Football Forward Pass Rules
What is a Forward Pass?
A forward pass in football is a play where the offensive team throws the ball from behind the line of scrimmage. To count as a forward pass, the ball must be advanced to a spot further down the field from where it was originally thrown.
NFL Forward Pass Rules
These are the most important forward pass rules in the NFL rulebook:
- A forward pass can only be thrown once per down. If one forward pass is completed to an eligible receiver on a down, they must continue with the ball or use a backward pass from there. If the receiver attempts another forward pass on that down, it results in a penalty flag.
- If a player brings the football over the line of scrimmage at any point, they may not complete a forward pass. This includes a play where a player makes a backward pass past the line of scrimmage, then attempts a forward pass, which is still an illegal pass.
- A forward pass is incomplete if it goes out of bounds or hits the ground.
- Forward passes may only be thrown to eligible receivers. (Linemen are not eligible unless declared prior to the play.)
- A forward pass is complete (or successfully intercepted) if the receiver gains control of the ball with both hands and touches the ground with both feet while inbounds.
- An intentionally fumbled ball that goes forward counts as a forward pass. (One that goes backward is a batted ball foul.)
- Forward passes behind the line of scrimmage, second forward passes, and forward passes after possession changes all result in a five-yard penalty.
- If a receiver goes out of bounds, they must re-establish their position inbounds before making a catch.
- Any eligible receiver or defensive player may touch, tip, or catch the ball while it is in flight.

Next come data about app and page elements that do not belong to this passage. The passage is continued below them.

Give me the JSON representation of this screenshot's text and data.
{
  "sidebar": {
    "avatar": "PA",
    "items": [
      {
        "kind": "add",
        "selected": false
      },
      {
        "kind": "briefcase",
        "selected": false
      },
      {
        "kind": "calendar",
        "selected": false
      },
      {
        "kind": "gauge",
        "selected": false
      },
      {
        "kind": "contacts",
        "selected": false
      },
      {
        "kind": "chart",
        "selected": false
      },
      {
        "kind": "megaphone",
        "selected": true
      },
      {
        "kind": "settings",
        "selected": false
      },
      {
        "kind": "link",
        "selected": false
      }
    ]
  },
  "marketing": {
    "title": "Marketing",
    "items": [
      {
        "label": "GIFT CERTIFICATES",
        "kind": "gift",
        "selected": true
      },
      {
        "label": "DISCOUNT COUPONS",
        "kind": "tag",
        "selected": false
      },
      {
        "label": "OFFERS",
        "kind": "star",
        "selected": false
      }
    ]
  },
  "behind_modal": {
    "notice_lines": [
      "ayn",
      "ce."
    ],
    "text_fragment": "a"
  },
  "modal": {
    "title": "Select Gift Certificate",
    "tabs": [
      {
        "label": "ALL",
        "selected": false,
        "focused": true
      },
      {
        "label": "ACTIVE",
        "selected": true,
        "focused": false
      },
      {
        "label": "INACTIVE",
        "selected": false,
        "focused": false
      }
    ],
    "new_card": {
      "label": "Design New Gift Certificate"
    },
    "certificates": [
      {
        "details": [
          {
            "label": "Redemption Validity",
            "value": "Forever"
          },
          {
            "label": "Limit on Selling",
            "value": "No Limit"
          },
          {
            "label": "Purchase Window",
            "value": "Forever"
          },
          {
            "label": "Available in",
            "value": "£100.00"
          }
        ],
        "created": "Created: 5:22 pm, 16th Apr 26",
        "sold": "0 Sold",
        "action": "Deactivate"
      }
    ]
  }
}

Forward Pass Penalties
There are a variety of penalties that can be called on a forward passing play. Penalties can be called on both the offensive and defensive teams. Here are the most common passing penalties:
- Offensive Pass Interference: This penalty occurs if the offensive player receiving the football makes contact with the defensive player before the ball arrives. It is often called if it gives the offensive player an unfair advantage to catch a forward pass.
- Defensive Pass interference: This penalty occurs if the defensive player contacts the offensive player before the ball arrives in the air.
- Defensive Holding: This penalty occurs on a passing play when the defensive player holds onto the offensive player and limits their ability to move.
Forward Pass Plays
The most common type of forward passes are plays where the quarterback attempts to throw to one of the eligible receivers on the field. There are a number of variations of these common forward pass plays, most of which vary based upon the player who is receiving the ball. Oftentimes, a quarterback will throw to the wide receiver, and in these cases, forward passes are often deeper, and are aimed farther down the field. However, quarterbacks may also throw the ball to a tight end or even a running back. In these cases, the forward pass will often be shorter, and designed for quick gains that may lead to a first down and further down cycles.
There are also plays in which a player who isn’t the quarterback may throw a pass, but these are rare. They are often intended to confuse the defense and open up unexpected receiving lanes that can lead to major plays or even touchdowns. It is important for the offense to remember, however, that there can only be one forward pass per play, so in the case of a trick play, the person who passes the ball forward cannot pass to the quarterback for him to then throw the ball forward again.
Forward Pass Terms to Know
These are terms you might hear when a player attempts a forward pass or is going to attempt a forward pass:
- Completion: A completion occurs when an eligible receiver on the offensive team successfully catches a pass.
- Incompletion: An incompletion occurs when a pass thrown to an eligible receiver is not caught. This results in the end of the current down.
- Interception: An interception occurs when a forward pass by the offensive team is caught by a member of the defensive team. This results in a change of possession.
- Passing Pocket: The pocket is the area surrounding the quarterback when he drops back to attempt a forward pass. It is created by the offensive linemen as protection.
- Eligible Receiver: Only an eligible receiver can legally catch a forward pass for the offensive team. An eligible receiver is any player located in the backfield or the two players on the end of the line of scrimmage.
How many forward passes are allowed during a play?
In American football, only one forward pass is allowed during a play. Multiple lateral or backward passes may be thrown, but this is rarely done. The single forward pass is a distinguishing feature of gridiron football and has been part of the rules since the early days of the sport. Passers are also required to stay behind the line of scrimmage when throwing a pass, and they may only throw a pass to eligible receivers.
Who can throw a forward pass in football?
Technically, according to the rules of the NFL, any offensive player can throw a forward pass, provided that the pass is the only forward pass on the play. Typically, only quarterbacks and, occasionally, running backs perform forward passes. However, some other players, such as tight ends, can also technically perform a forward pass.